Jazzland : 1961
JH, alto sax; Shake Keane, trumpet and flugelhorn; Pat Smythe, piano; Coleridge Goode, bass; Phil Seaman, drums.
Common reactions upon first hearing Joe Harriott – from an unscientific poll of friends:
1) “Is this Ornette?”
2) “This is from… when?”
3) “British? Really?”
4) “Given a blindfold test and provided with a time span equivalent to the age of the known universe, I wouldn’t think to cite Joe Harriott until after the last ember had faded from view.”
Hailed by The Wire as “the U.K.’s greatest jazz musician,” Joe Harriott is probably best known in this country for his Indo-Jazz fusion albums with John Mayer. Stirring stuff to be sure, but the bedrock of his achievement are the three trailblazing free jazz albums he recorded in the early sixties – Free Form, Abstract, Movement. This unjustly obscure body of work has been favorably compared to the best of Ornette Coleman and Charles Mingus from the same period. And if that sounds like impossible hype, there’s little doubt that Harriott’s work was every bit as innovative.

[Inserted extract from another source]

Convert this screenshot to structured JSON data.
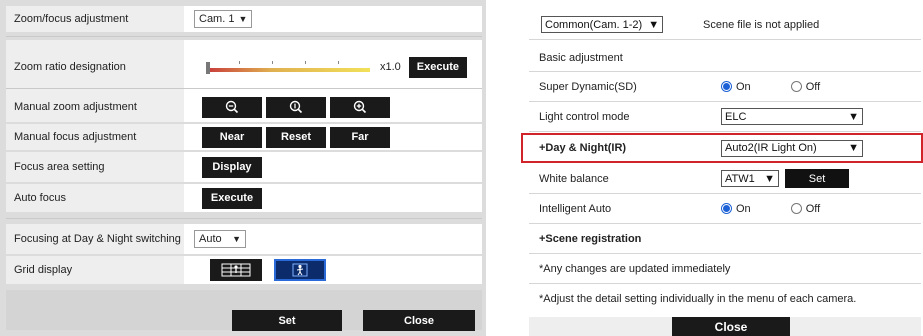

Sure these tracks sound more than a little like Ornette. But it’s not a question of copying or influence, but about the strange confluence of ideas that sometimes occurs across continents. Like the case of Alfred Wallace, who hit upon the idea of evolution at almost the exact same time as Charles Darwin, only half a world away. Of course, one doesn’t hear all that much from Wallace’s corner these days, do one.
Not that we should get too hung up on the similarities. History has a way of flattening our ears — just the other day we heard a Charlie Parker ringtone and could’ve sworn it was some Ornette off Shape of Jazz to Come! So check out this wonderful piece on Harriott from All About Jazz that delineates the many temperamental and compositional differences between him and Coleman, starting with the prominent fact that Harriott used a piano.
As for the tracks, they’re less highlights than what happened to hit us this moment. We’ve been listening to Free Form all week and hearing different highlights with every spin. The entire album is rock solid and we’ll definitely be featuring more tunes from it in the future. For now, enjoy the surging unison playing of “Straight Lines,” the fiery galloping push-pull of “Abstract,” and the buoyantly dense dance of “Calypso Sketches.”
Hopefully some intrepid label will reissue Free Form, Abstract, and Movement together in one convenient box and we’ll watch how quickly history rewrites itself. For now, you can get a refracted idea of Harriott’s glory through Ken Vandermark’s Straight Lines, which pays tribute to the man whose music lurks ever more persistently in jazz’s shadows.